Bill, at least, didn't set out to kill his daughter's boyfriend, it just sort of happened. You can understand a father's rage and anger towards someone who got his kid hooked on drugs. That doesn't make his actions right, murder is murder after all, but it does at least humanize him. Dennis Patrick, who had a lengthy career in film and television (some will recognize him as Paul Stoddard from the popular gothic soap opera Dark Shadows) is really solid in the role. After what he's been through, he's a bit more fragile than his new friend. As such, he winds up being quite manipulated in the film, even if he doesn't really realize it at the time.
Joe, on the other hand, has quite a mouth on him. He's brash, loud and an instigator. He's essentially an agent of chaos, creating turmoil when it suits him and only too happy to have a go with anyone who might question his point of view. There's a very good reason that, in one shot, Joe is framed with the instantly recognizable ‘Would you buy a used car from this man?' anti-Nixon poster in clear view right behind him. Boyle couldn't be better in the part, this is truly a career highlight for him. He delivers his dialogue, most of which is so politically incorrect that you can't help but laugh at it… at least at first… with such earnest conviction that you almost forget it's an actor as recognizable as Peter Boyle playing the part.
As the film progresses, it shifts gears. It starts with drama and tragedy, segueing into more humorous territory, and then ends on an unexpected but somehow inevitable catastrophe. By the time we get there we're left questioning right and wrong, asking ourselves what we might do in a situation like this and how far we might go to prove a point. It's powerful, though provoking stuff that moves at a good pace and features strong direction and cinematography. It's well-lit and makes good use of some appropriately working-class type locations to give it some grit.The Blu-ray
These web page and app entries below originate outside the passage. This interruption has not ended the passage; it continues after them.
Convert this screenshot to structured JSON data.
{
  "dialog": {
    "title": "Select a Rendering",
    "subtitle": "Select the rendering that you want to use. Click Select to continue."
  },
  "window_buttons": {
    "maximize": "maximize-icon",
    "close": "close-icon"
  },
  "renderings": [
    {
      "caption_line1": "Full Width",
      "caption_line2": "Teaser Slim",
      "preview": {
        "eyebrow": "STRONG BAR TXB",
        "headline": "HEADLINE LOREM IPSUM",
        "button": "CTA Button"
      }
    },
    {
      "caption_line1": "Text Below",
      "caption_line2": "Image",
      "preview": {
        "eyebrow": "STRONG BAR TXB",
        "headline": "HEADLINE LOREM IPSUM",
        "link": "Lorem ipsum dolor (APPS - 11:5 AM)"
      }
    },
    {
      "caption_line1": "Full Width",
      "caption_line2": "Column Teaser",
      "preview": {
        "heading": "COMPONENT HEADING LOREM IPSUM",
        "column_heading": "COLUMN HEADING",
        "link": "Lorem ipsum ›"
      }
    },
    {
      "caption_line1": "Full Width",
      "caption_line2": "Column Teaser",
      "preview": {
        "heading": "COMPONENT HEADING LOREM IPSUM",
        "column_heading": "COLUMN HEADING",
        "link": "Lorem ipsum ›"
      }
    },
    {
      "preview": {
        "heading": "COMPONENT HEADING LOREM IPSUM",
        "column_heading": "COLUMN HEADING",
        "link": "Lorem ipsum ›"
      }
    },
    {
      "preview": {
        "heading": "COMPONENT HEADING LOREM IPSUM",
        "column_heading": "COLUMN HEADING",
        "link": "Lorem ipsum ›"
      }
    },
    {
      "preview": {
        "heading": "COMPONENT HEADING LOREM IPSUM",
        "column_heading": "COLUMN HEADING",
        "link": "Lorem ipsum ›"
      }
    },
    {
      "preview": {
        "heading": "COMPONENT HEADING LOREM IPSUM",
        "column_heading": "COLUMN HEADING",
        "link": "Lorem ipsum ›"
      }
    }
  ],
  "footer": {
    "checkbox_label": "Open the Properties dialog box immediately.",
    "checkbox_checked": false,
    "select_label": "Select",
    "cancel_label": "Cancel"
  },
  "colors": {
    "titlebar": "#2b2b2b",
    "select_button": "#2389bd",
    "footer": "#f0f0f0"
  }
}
Joe arrives on Blu-ray in an AVC encoded 1080p high definition transfer framed at 1.85.1 widescreen on a 25GB disc from Olive Films. Generally speaking, this is a pretty nice transfer. There's a little bit of print damage here and there but the image is, for the most part, clean enough that this doesn't prove distracting. Colors typically look quite good and skin tones pretty natural. Black levels are solid if a step or two away from perfect, while detail and texture are strong throughout, even if it looks like they could have been a bit better had the film been given a newer scan. There's good depth to the image and no evidence of noise reduction, edge enhancement or heavy compression artifacts. This is quite film like and free of all but minor issues.Sound:
The English language DTS-HD 2.0 Mono track is also pretty solid. Dialogue is clean and clear and easy to follow. The mono mix does show its age in that it is a tiny bit flat here and there but otherwise, the levels are properly balanced, dialogue is clear and the score sounds pretty solid. Optional subtitles are provided in English only.Extras:
No extras outside of a trailer and menus screens, unfortunately.Final Thoughts:
Joe is an unsung classic, a great movie highlighted by an even greater performance from Peter Boyle. It's smart, it's challenging and it's very well made. The Blu-ray release from Olive Films, long overdue, presents the film with no extras but in a nice presentation. Fans of quirky seventies American cinema should consider this one recommended.
Ian lives in NYC with his wife where he writes for DVD Talk, runs Rock! Shock! Pop!. He likes NYC a lot, even if it is expensive and loud.